Therefore, when growing in amended soil you should only water until you get just a drop or two of water runoff out the bottom. You want to ensure you gave enough water to reach the bottom of the pot without letting a significant amount of water run out the bottom.

Proper watering practices will greatly help reduce the amount of salt buildup and prevent nutrition problems from occurring.

If your cannabis plants shows signs of drooping, often the plant is getting too much or too little water, but not always. Drooping can be caused by….

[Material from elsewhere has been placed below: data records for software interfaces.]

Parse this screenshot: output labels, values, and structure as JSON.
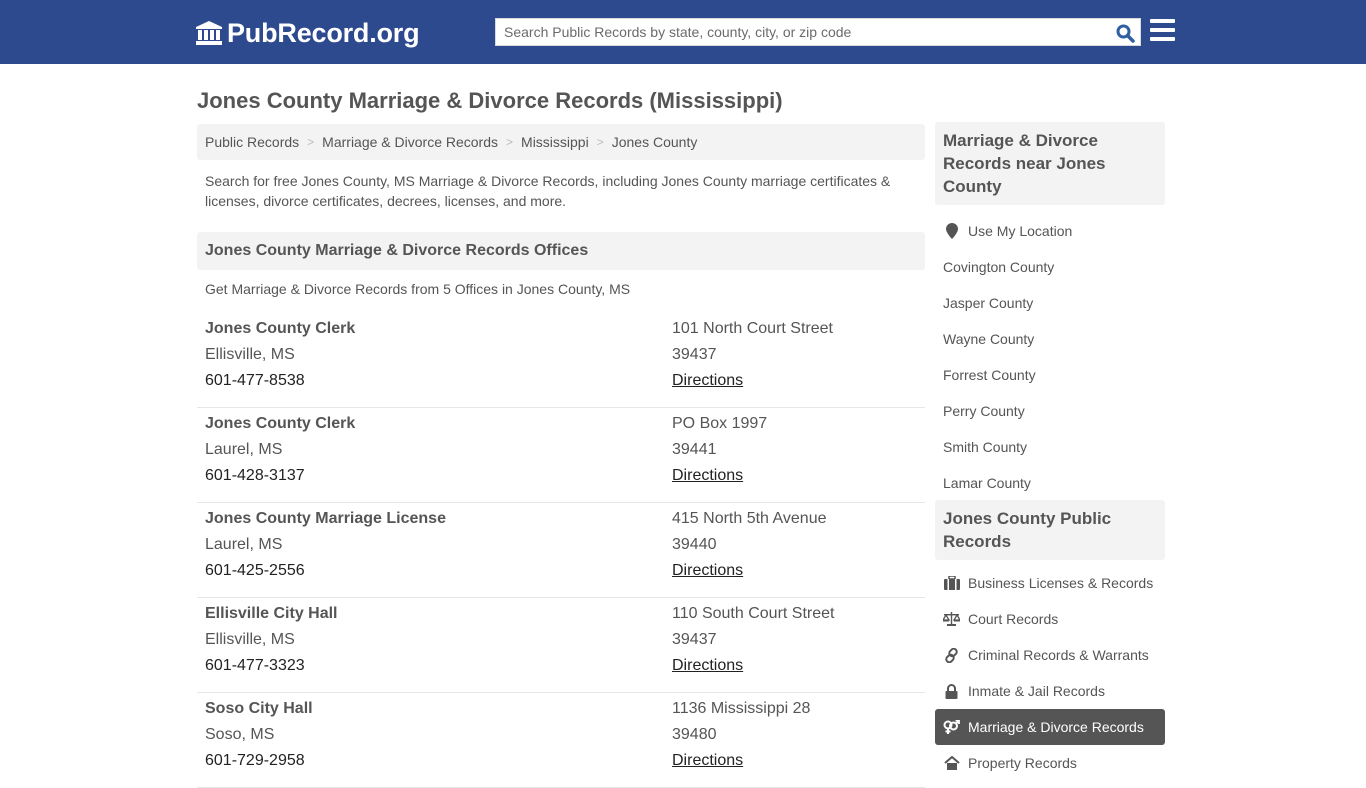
{
  "header": {
    "logo_text": "PubRecord.org",
    "search_placeholder": "Search Public Records by state, county, city, or zip code",
    "search_value": "",
    "colors": {
      "bar": "#2e4a8e",
      "search_icon": "#2e5fa0"
    }
  },
  "page": {
    "title": "Jones County Marriage & Divorce Records (Mississippi)",
    "breadcrumb": [
      {
        "label": "Public Records"
      },
      {
        "label": "Marriage & Divorce Records"
      },
      {
        "label": "Mississippi"
      },
      {
        "label": "Jones County"
      }
    ],
    "intro": "Search for free Jones County, MS Marriage & Divorce Records, including Jones County marriage certificates & licenses, divorce certificates, decrees, licenses, and more."
  },
  "offices_section": {
    "heading": "Jones County Marriage & Divorce Records Offices",
    "subheading": "Get Marriage & Divorce Records from 5 Offices in Jones County, MS",
    "directions_label": "Directions",
    "offices": [
      {
        "name": "Jones County Clerk",
        "city": "Ellisville, MS",
        "phone": "601-477-8538",
        "address": "101 North Court Street",
        "zip": "39437"
      },
      {
        "name": "Jones County Clerk",
        "city": "Laurel, MS",
        "phone": "601-428-3137",
        "address": "PO Box 1997",
        "zip": "39441"
      },
      {
        "name": "Jones County Marriage License",
        "city": "Laurel, MS",
        "phone": "601-425-2556",
        "address": "415 North 5th Avenue",
        "zip": "39440"
      },
      {
        "name": "Ellisville City Hall",
        "city": "Ellisville, MS",
        "phone": "601-477-3323",
        "address": "110 South Court Street",
        "zip": "39437"
      },
      {
        "name": "Soso City Hall",
        "city": "Soso, MS",
        "phone": "601-729-2958",
        "address": "1136 Mississippi 28",
        "zip": "39480"
      }
    ]
  },
  "sidebar": {
    "nearby": {
      "heading": "Marriage & Divorce Records near Jones County",
      "use_location": {
        "label": "Use My Location",
        "icon": "map-marker-icon"
      },
      "counties": [
        "Covington County",
        "Jasper County",
        "Wayne County",
        "Forrest County",
        "Perry County",
        "Smith County",
        "Lamar County"
      ]
    },
    "public_records": {
      "heading": "Jones County Public Records",
      "items": [
        {
          "label": "Business Licenses & Records",
          "icon": "briefcase-icon",
          "active": false
        },
        {
          "label": "Court Records",
          "icon": "balance-scale-icon",
          "active": false
        },
        {
          "label": "Criminal Records & Warrants",
          "icon": "chain-link-icon",
          "active": false
        },
        {
          "label": "Inmate & Jail Records",
          "icon": "lock-icon",
          "active": false
        },
        {
          "label": "Marriage & Divorce Records",
          "icon": "venus-mars-icon",
          "active": true
        },
        {
          "label": "Property Records",
          "icon": "home-icon",
          "active": false
        }
      ],
      "active_color": "#555555"
    }
  }
}
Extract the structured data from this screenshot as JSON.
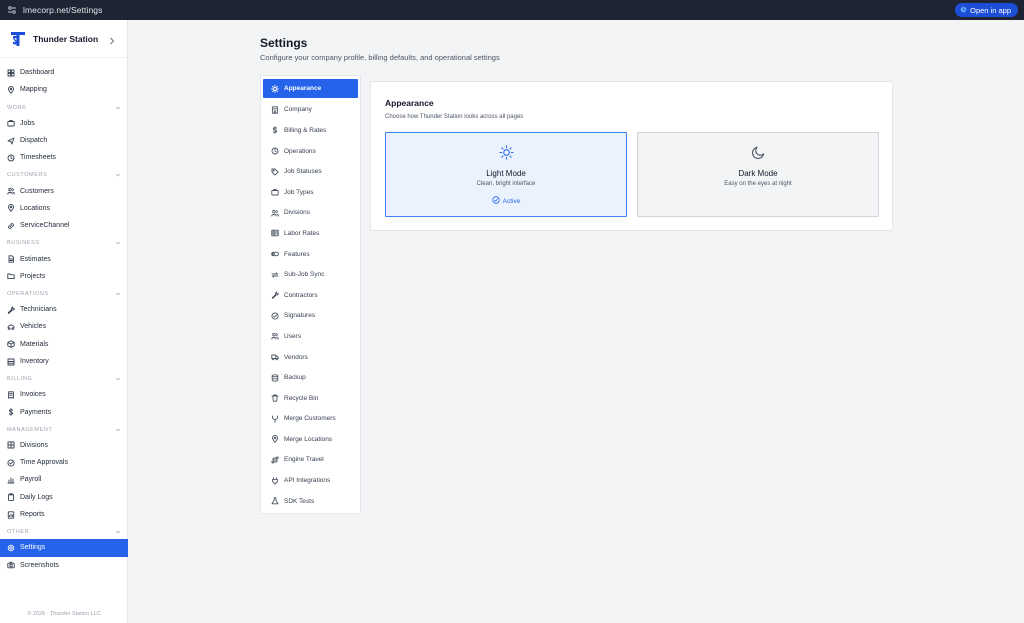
{
  "browser": {
    "url": "lmecorp.net/Settings",
    "open_in_app": "Open in app"
  },
  "sidebar": {
    "brand": "Thunder Station",
    "items": [
      {
        "type": "item",
        "label": "Dashboard",
        "icon": "dashboard-icon"
      },
      {
        "type": "item",
        "label": "Mapping",
        "icon": "map-pin-icon"
      },
      {
        "type": "section",
        "label": "WORK"
      },
      {
        "type": "item",
        "label": "Jobs",
        "icon": "briefcase-icon"
      },
      {
        "type": "item",
        "label": "Dispatch",
        "icon": "dispatch-icon"
      },
      {
        "type": "item",
        "label": "Timesheets",
        "icon": "clock-icon"
      },
      {
        "type": "section",
        "label": "CUSTOMERS"
      },
      {
        "type": "item",
        "label": "Customers",
        "icon": "users-icon"
      },
      {
        "type": "item",
        "label": "Locations",
        "icon": "map-pin-icon"
      },
      {
        "type": "item",
        "label": "ServiceChannel",
        "icon": "link-icon"
      },
      {
        "type": "section",
        "label": "BUSINESS"
      },
      {
        "type": "item",
        "label": "Estimates",
        "icon": "document-icon"
      },
      {
        "type": "item",
        "label": "Projects",
        "icon": "folder-icon"
      },
      {
        "type": "section",
        "label": "OPERATIONS"
      },
      {
        "type": "item",
        "label": "Technicians",
        "icon": "wrench-icon"
      },
      {
        "type": "item",
        "label": "Vehicles",
        "icon": "vehicle-icon"
      },
      {
        "type": "item",
        "label": "Materials",
        "icon": "box-icon"
      },
      {
        "type": "item",
        "label": "Inventory",
        "icon": "inventory-icon"
      },
      {
        "type": "section",
        "label": "BILLING"
      },
      {
        "type": "item",
        "label": "Invoices",
        "icon": "invoice-icon"
      },
      {
        "type": "item",
        "label": "Payments",
        "icon": "dollar-icon"
      },
      {
        "type": "section",
        "label": "MANAGEMENT"
      },
      {
        "type": "item",
        "label": "Divisions",
        "icon": "grid-icon"
      },
      {
        "type": "item",
        "label": "Time Approvals",
        "icon": "check-circle-icon"
      },
      {
        "type": "item",
        "label": "Payroll",
        "icon": "chart-icon"
      },
      {
        "type": "item",
        "label": "Daily Logs",
        "icon": "clipboard-icon"
      },
      {
        "type": "item",
        "label": "Reports",
        "icon": "report-icon"
      },
      {
        "type": "section",
        "label": "OTHER"
      },
      {
        "type": "item",
        "label": "Settings",
        "icon": "gear-icon",
        "active": true
      },
      {
        "type": "item",
        "label": "Screenshots",
        "icon": "camera-icon"
      }
    ],
    "copyright": "© 2026 · Thunder Station LLC"
  },
  "page": {
    "title": "Settings",
    "subtitle": "Configure your company profile, billing defaults, and operational settings"
  },
  "settings_nav": [
    {
      "label": "Appearance",
      "icon": "sun-icon",
      "active": true
    },
    {
      "label": "Company",
      "icon": "building-icon"
    },
    {
      "label": "Billing & Rates",
      "icon": "dollar-icon"
    },
    {
      "label": "Operations",
      "icon": "clock-icon"
    },
    {
      "label": "Job Statuses",
      "icon": "tag-icon"
    },
    {
      "label": "Job Types",
      "icon": "briefcase-icon"
    },
    {
      "label": "Divisions",
      "icon": "users-icon"
    },
    {
      "label": "Labor Rates",
      "icon": "table-icon"
    },
    {
      "label": "Features",
      "icon": "toggle-icon"
    },
    {
      "label": "Sub-Job Sync",
      "icon": "sync-icon"
    },
    {
      "label": "Contractors",
      "icon": "wrench-icon"
    },
    {
      "label": "Signatures",
      "icon": "check-circle-icon"
    },
    {
      "label": "Users",
      "icon": "users-icon"
    },
    {
      "label": "Vendors",
      "icon": "truck-icon"
    },
    {
      "label": "Backup",
      "icon": "database-icon"
    },
    {
      "label": "Recycle Bin",
      "icon": "trash-icon"
    },
    {
      "label": "Merge Customers",
      "icon": "merge-icon"
    },
    {
      "label": "Merge Locations",
      "icon": "map-pin-icon"
    },
    {
      "label": "Engine Travel",
      "icon": "route-icon"
    },
    {
      "label": "API Integrations",
      "icon": "plug-icon"
    },
    {
      "label": "SDK Tests",
      "icon": "flask-icon"
    }
  ],
  "appearance": {
    "title": "Appearance",
    "subtitle": "Choose how Thunder Station looks across all pages",
    "light": {
      "title": "Light Mode",
      "desc": "Clean, bright interface",
      "badge": "Active"
    },
    "dark": {
      "title": "Dark Mode",
      "desc": "Easy on the eyes at night"
    }
  },
  "colors": {
    "accent": "#2563eb",
    "topbar": "#1e2433"
  }
}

  • Too much water at a time, or giving water too often
  • Not enough water at a time, or giving water too infrequently
  • Drooping can also occur in hot conditions, or when it’s very humid or dry because the plant isn’t able to move water properly through the plant.
  • Plants sometimes get droopy if they are given a lot of water after being allowed to dry out for too long, due to the stress of the water pressure quickly changing at the roots.
  • Drooping is almost always associated with something going on at the roots, but plants also tend to put their leaves down a bit right before the lights go off, as if they’re preparing to “sleep” for the night. That can sometimes be mistaken as drooping when its actually part of the plant’s natural rhythm.

In order to prevent over or under-watering, make sure you water thoroughly every time (don’t just water a tiny spot in the middle of the pot unless you plant is very small for the container). You should be getting 10-20% extra runoff water every time if you’re adding nutrients in the water. In soil, wait to water again until the top inch of the growing medium feels dry, up to your first knuckle or so. In coco coir, aim to water the plants every 1-3 days if possible, and don’t let the top completely dry out between waterings.

Underwatered Marijuana Plants

  • Wilting is the first sign of underwaterd marijuana plants
  • Leaves are limp and lifeless, they may seem dry or even “crispy”
  • Will eventually lead to plant death if not corrected

Overwatered Marijuana Plants

  • Drooping / Curling is the first sign of overwaterd marijuana plants
  • Leaves are firm and curled down all the way from the stem to the leaf
  • Will eventually lead to leaf yellowing and other signs of nutrient problems if not corrected

If your plant is experiencing “the claw” and not just normal drooping (like the ends of leaves are just pointing down like talons, then you may actually have a nitrogen toxicity (too much nitrogen).

Nitrogen Toxicity (“The Claw,” tips bent down, dark leaves)
Learn more about Nitrogen Toxicity

Learn everything you need to know about watering your cannabis plants. No more guessing or worrying!